  42. 42. 8. IN SHORT We’ve watched marketers make incremental changes to adjust to the digital world, but this year marks the tipping point of our big leap forward: proximity-based marketing.
  43. 43. iBEACON, DO YOU? Apple is the biggest momentum driver in the category, with its clever iBeacon devices. The small, cheap Bluetooth transmitters can talk to apps on user’s phones when the phones comes into range, prompting offers, content, or interactions. Beyond the iBeacon, all sorts of technologies —like NFC and GPS—make distributing local advertising content to users, via wireless channels such as mobile devices, easy. And when we say local, we mean hyper-local, within no more than 100 meters. 8. LOCAL, NOW MORE LOCAL iBeacon Bluetooth Transmitter
  44. 44. RETAIL JUST WENT FIRST 8. LOCAL, NOW MORE LOCAL ABI estimates the iBeacon/BLE market will grow to 60 million units in the next four years. Retailers moved first. Creating in-store promotions and location-relevant content designed to compete with stiff competition from hyper-personalized online stores. But proximity marketing can change any number of advertising experiences from billboards to baseball. In fact, it’s already changing Major League Baseball.

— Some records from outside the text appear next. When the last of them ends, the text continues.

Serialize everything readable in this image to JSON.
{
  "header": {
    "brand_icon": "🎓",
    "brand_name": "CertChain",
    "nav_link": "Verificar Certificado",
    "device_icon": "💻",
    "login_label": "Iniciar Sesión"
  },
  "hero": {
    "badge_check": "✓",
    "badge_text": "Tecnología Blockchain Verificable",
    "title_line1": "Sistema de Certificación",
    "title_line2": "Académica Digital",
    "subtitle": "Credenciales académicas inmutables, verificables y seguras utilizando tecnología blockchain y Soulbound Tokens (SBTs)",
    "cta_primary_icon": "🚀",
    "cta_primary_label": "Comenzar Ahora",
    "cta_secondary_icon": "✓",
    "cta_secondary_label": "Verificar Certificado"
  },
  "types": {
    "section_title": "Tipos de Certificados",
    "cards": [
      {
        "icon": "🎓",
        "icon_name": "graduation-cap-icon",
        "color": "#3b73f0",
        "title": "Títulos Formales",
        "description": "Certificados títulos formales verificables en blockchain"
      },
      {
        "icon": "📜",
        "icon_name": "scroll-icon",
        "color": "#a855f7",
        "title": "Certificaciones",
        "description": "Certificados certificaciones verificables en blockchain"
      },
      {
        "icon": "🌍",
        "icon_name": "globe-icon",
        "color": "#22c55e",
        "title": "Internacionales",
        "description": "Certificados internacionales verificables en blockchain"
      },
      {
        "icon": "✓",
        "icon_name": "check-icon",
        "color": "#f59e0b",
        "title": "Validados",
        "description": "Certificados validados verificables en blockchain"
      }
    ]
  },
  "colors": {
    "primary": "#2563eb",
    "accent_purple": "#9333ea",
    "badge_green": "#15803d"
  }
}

The organization was one of the first to deploy iBeacons on a broad scale in 28 ballparks around the US. They let users check in to games to get special offers that recognize their location in the park and are customized based on offers they’ve used before. They’re entering phase 2 in 2015 with even more content and interactive features. BULLISH ON BEACONS As with any big shift, the jury is still out on the ultimate fate of this emerging trend. Operational complexities and opt-in requirements could stand in the way of fast upscaling. And the quality of first experiences could dramatically impact the rate of consumer uptake and confidence. But, right now, this is the next frontier of advertising: interactions delivered only in the moment they’re most likely to be relevant.
  45. 45. 8. LOCAL, NOW MORE LOCAL 63% Consumers who feel a coupon is the most valuable form of mobile marketing 62% 57% 53% Consumers who share local deals with friends Consumers who are more likely to engage with location-based advertising Consumers that are willing to share their current location to receive more relevant advertising
  46. 46. 20 15 MARKETING TRENDS To discuss this report live, request another module, or schedule a presentation of trends, please contact Leigh Householder at 614-543-6496 or